Fast forward to 2021 and the fight for the rights and protection of women is as fierce as ever, with gendered violence becoming increasingly prevalent in the contemporary political discourse of Latin America. On 25 November 2019, the International Day for the Elimination of Violence Against Women, hundreds of women gathered around the Chilean capital of Santiago to denounce gendered violence. The women danced to synchronized choreography while declaring with one voice 'Un Violador en tu camino' ('a rapist in your path').
This demonstration, created by the feminist collective 'Las Tesis', began as a protest on the particularities of gendered violence and inequality in Chile but quickly garnered widespread support and spawned protests all over the globe. During the now‑infamous trial of Hollywood producer, Harvey Weinstein, protestors gathered outside the courthouse in New York to perform a version of 'Un Violador en tu camino'. The demonstrators adopted the Las Tesis chant due to its critique of institutions such as the judiciary and the police being used by the state to uphold systematic violations of women's rights.
Since beginning in Chile, 'Un Violador en tu camino' has spread throughout Latin America, becoming a central part of protests in Brazil that followed the assassination of female politician and women's rights advocate, Marielle Franco. Whilst the tragedy sparked outrage that had been building for years, the protests grew to encompass a fundamental failure to protect women and promote their rights in a country where women occupy 15 per cent of the lower house seats and 9 per cent of ministerial positions. The nature of these violations is that they are not merely connected to interpersonal relations, but are political problems requiring political solutions. Brazilian activists lay blame at the feet of political institutions for perpetuating systems that promote ideologies that keep women under control.
In recent years, Mexico has seen its own surge in demonstrations against sexual violence and the degradation of women in all levels of political and civil life. Outrage has manifested in a number of protests including the marches in Mexico City opposing police violence against women and the recent #UnDiaSinNosotras (‘a day without us’) calling for systematic reform to ensure the protection of women and the dismantling of structures that provide impunity to perpetrators in power. As states all across Latin America fight for justice, demonstrators have coalesced under the common realisation that this is greater than any one city or country; greater than any one injustice.

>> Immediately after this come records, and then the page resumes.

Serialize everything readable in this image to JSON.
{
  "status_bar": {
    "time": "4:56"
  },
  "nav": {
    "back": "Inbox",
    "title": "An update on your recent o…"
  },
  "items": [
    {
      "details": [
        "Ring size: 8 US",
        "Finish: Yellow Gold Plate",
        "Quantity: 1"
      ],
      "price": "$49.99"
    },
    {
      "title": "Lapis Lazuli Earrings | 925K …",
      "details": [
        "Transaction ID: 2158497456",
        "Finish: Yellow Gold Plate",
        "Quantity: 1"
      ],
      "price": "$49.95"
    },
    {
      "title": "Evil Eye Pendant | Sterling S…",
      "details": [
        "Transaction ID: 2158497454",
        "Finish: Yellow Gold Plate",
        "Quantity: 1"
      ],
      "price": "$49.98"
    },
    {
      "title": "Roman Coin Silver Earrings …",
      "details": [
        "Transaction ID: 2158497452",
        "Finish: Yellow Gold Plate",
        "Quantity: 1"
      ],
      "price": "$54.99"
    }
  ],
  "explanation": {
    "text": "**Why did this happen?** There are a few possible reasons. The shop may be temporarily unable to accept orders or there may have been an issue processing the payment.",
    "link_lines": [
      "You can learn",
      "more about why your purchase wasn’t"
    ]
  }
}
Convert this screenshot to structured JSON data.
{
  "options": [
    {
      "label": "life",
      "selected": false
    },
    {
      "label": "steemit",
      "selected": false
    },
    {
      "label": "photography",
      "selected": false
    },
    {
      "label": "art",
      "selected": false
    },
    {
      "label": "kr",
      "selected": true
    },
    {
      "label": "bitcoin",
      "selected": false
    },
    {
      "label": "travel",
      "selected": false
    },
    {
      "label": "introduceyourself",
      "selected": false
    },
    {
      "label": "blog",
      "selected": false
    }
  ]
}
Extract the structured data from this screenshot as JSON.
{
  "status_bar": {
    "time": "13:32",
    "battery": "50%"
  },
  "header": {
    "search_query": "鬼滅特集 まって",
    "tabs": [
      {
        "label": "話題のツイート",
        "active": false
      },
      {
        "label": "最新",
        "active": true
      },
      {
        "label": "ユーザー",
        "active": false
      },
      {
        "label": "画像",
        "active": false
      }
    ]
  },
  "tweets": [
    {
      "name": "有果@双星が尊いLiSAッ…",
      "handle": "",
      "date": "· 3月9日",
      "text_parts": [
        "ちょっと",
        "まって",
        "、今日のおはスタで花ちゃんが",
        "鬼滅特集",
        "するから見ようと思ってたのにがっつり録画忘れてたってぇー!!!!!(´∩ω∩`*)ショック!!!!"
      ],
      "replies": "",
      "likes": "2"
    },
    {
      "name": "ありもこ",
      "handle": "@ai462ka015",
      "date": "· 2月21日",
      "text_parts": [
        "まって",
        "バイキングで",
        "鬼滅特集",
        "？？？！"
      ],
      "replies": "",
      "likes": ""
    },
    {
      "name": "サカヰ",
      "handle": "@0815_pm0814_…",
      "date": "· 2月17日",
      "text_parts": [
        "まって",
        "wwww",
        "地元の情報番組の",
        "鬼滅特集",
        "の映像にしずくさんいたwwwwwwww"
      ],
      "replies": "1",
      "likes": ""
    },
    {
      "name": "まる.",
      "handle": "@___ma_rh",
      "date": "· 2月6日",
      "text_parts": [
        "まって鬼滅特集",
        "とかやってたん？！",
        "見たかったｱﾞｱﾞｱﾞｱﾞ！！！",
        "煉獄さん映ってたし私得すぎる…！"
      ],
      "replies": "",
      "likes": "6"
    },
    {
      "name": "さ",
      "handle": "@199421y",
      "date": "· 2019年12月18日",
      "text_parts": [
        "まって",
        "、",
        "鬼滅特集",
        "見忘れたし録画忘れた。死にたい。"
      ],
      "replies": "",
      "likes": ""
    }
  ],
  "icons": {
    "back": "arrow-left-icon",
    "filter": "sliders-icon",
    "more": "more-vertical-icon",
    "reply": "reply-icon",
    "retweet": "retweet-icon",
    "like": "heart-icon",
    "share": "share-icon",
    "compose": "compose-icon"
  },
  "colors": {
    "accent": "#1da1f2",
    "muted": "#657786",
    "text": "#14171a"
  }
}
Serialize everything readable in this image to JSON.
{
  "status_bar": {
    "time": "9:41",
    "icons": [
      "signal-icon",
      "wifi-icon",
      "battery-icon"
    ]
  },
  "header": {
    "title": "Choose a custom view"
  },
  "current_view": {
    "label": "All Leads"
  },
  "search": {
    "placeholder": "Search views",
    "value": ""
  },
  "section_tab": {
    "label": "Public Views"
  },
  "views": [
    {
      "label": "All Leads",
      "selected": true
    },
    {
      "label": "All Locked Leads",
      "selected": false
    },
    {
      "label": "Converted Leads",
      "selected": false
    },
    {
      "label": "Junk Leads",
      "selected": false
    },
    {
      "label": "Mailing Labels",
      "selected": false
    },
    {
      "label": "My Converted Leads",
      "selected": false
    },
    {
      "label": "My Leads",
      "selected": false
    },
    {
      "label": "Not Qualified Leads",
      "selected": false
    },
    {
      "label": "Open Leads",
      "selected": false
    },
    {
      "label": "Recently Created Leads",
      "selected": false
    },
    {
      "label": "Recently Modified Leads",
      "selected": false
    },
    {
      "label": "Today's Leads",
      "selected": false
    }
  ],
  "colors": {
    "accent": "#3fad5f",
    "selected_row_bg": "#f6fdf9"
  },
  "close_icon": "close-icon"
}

The ubiquity and virality of 'Un Violador en tu camino' and subsequent demonstrations may be a testament to the strength of the movement against gendered violence, but it is also an indictment of just how widespread the issue is. As commentators have noted, the chant is a global phenomenon because the harassment, exploitation and forms of violence against women are global issues. Whilst originating in Spanish, the message now transcends language, culture and borders as the universality of gendered inequality and violence strikes at the core of institutions all over the world. Australia's struggle with these issues continues against the backdrop of a global movement to demand the protection of women and the upholding of their human rights.
Dylan Gaymer graduated from Monash University with a Bachelor of Laws and Bachelor of Arts (Politics & Spanish). He volunteered at NGOs throughout Latin America during university and currently works as a commercial lawyer.